### [Task prompt]
An exact copy of every record is needed, with all pictures omitted.

Website and app data records
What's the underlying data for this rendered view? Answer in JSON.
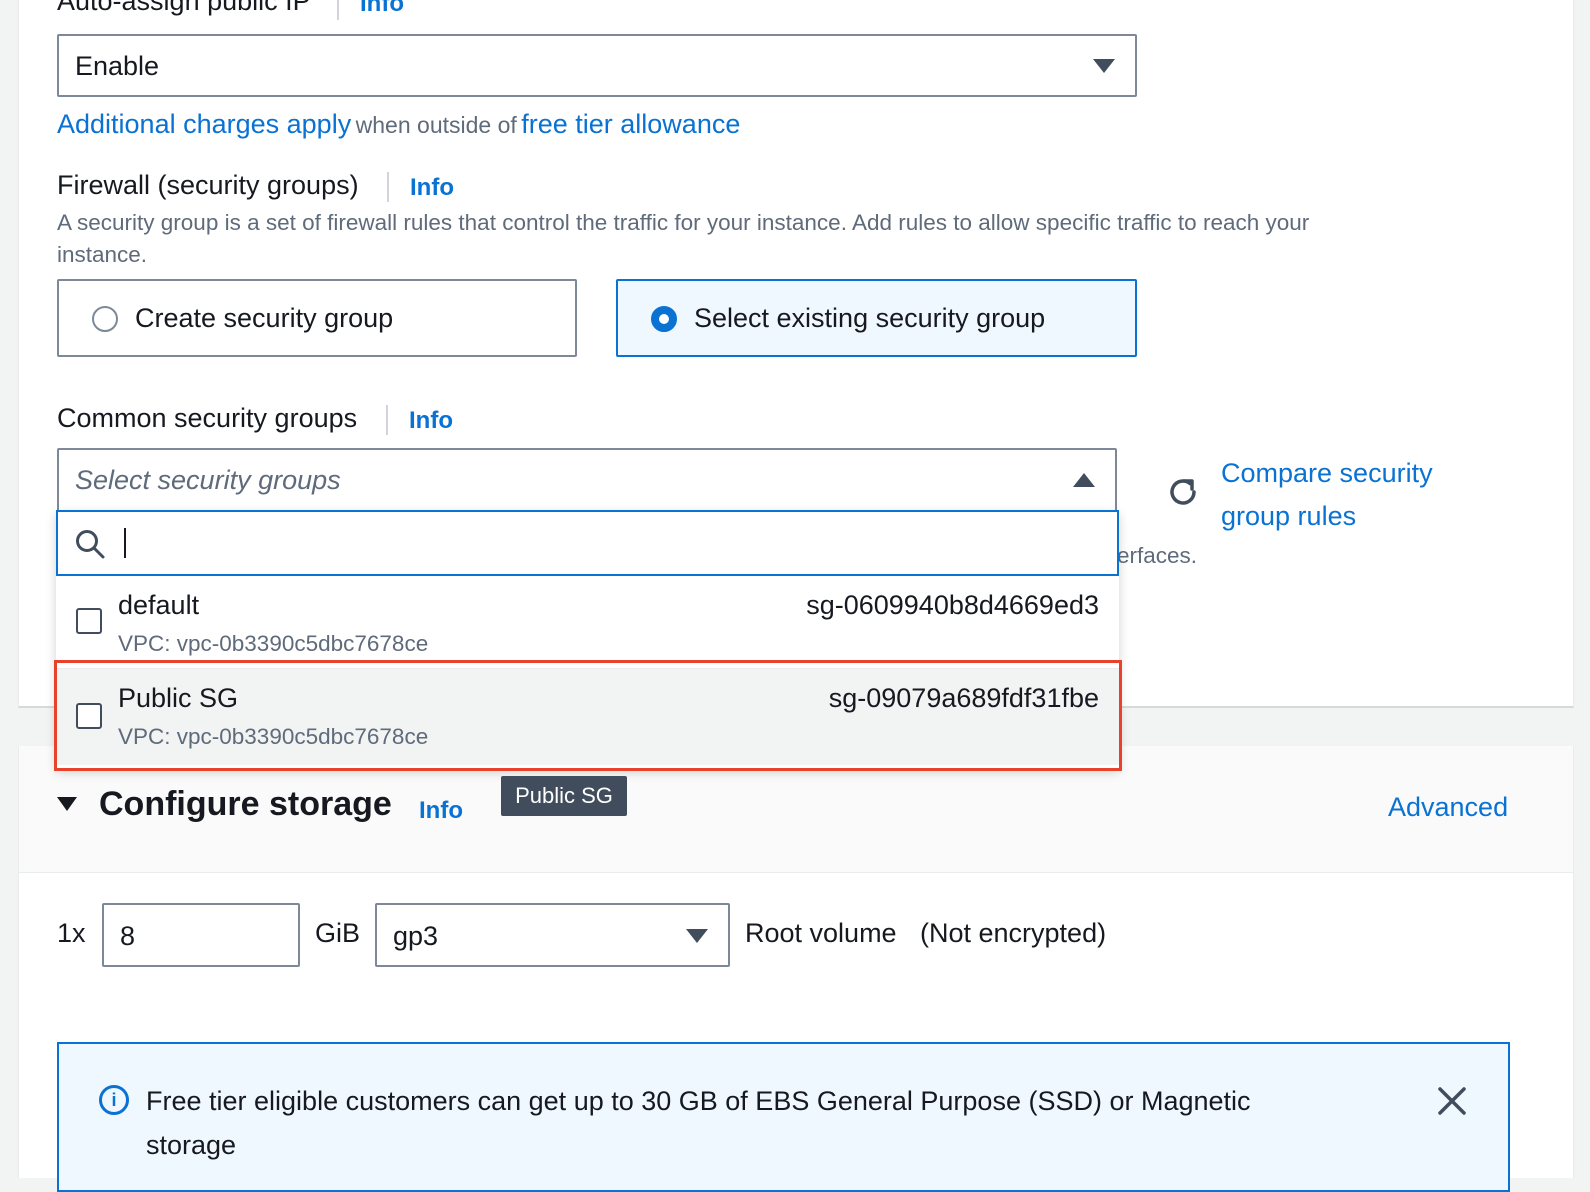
{
  "public_ip": {
    "label": "Auto-assign public IP",
    "info": "Info",
    "value": "Enable",
    "charges_link": "Additional charges apply",
    "charges_mid": "when outside of",
    "free_tier_link": "free tier allowance"
  },
  "firewall": {
    "label": "Firewall (security groups)",
    "info": "Info",
    "description_line1": "A security group is a set of firewall rules that control the traffic for your instance. Add rules to allow specific traffic to reach your",
    "description_line2": "instance.",
    "options": [
      {
        "label": "Create security group",
        "selected": false
      },
      {
        "label": "Select existing security group",
        "selected": true
      }
    ]
  },
  "common_sg": {
    "label": "Common security groups",
    "info": "Info",
    "placeholder": "Select security groups",
    "compare_link_line1": "Compare security",
    "compare_link_line2": "group rules",
    "hidden_text_fragment": "erfaces.",
    "search_value": "",
    "options": [
      {
        "name": "default",
        "vpc": "VPC: vpc-0b3390c5dbc7678ce",
        "id": "sg-0609940b8d4669ed3",
        "checked": false
      },
      {
        "name": "Public SG",
        "vpc": "VPC: vpc-0b3390c5dbc7678ce",
        "id": "sg-09079a689fdf31fbe",
        "checked": false
      }
    ],
    "tooltip": "Public SG"
  },
  "storage": {
    "title": "Configure storage",
    "info": "Info",
    "advanced": "Advanced",
    "count_prefix": "1x",
    "size_value": "8",
    "unit": "GiB",
    "volume_type": "gp3",
    "root_label": "Root volume",
    "encryption": "(Not encrypted)",
    "notice_line1": "Free tier eligible customers can get up to 30 GB of EBS General Purpose (SSD) or Magnetic",
    "notice_line2": "storage"
  },
  "colors": {
    "accent": "#0972d3",
    "highlight": "#e8412c"
  }
}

### [Answer to this exercise]
What's the underlying data for this rendered view? Answer in JSON.
{
  "public_ip": {
    "label": "Auto-assign public IP",
    "info": "Info",
    "value": "Enable",
    "charges_link": "Additional charges apply",
    "charges_mid": "when outside of",
    "free_tier_link": "free tier allowance"
  },
  "firewall": {
    "label": "Firewall (security groups)",
    "info": "Info",
    "description_line1": "A security group is a set of firewall rules that control the traffic for your instance. Add rules to allow specific traffic to reach your",
    "description_line2": "instance.",
    "options": [
      {
        "label": "Create security group",
        "selected": false
      },
      {
        "label": "Select existing security group",
        "selected": true
      }
    ]
  },
  "common_sg": {
    "label": "Common security groups",
    "info": "Info",
    "placeholder": "Select security groups",
    "compare_link_line1": "Compare security",
    "compare_link_line2": "group rules",
    "hidden_text_fragment": "erfaces.",
    "search_value": "",
    "options": [
      {
        "name": "default",
        "vpc": "VPC: vpc-0b3390c5dbc7678ce",
        "id": "sg-0609940b8d4669ed3",
        "checked": false
      },
      {
        "name": "Public SG",
        "vpc": "VPC: vpc-0b3390c5dbc7678ce",
        "id": "sg-09079a689fdf31fbe",
        "checked": false
      }
    ],
    "tooltip": "Public SG"
  },
  "storage": {
    "title": "Configure storage",
    "info": "Info",
    "advanced": "Advanced",
    "count_prefix": "1x",
    "size_value": "8",
    "unit": "GiB",
    "volume_type": "gp3",
    "root_label": "Root volume",
    "encryption": "(Not encrypted)",
    "notice_line1": "Free tier eligible customers can get up to 30 GB of EBS General Purpose (SSD) or Magnetic",
    "notice_line2": "storage"
  },
  "colors": {
    "accent": "#0972d3",
    "highlight": "#e8412c"
  }
}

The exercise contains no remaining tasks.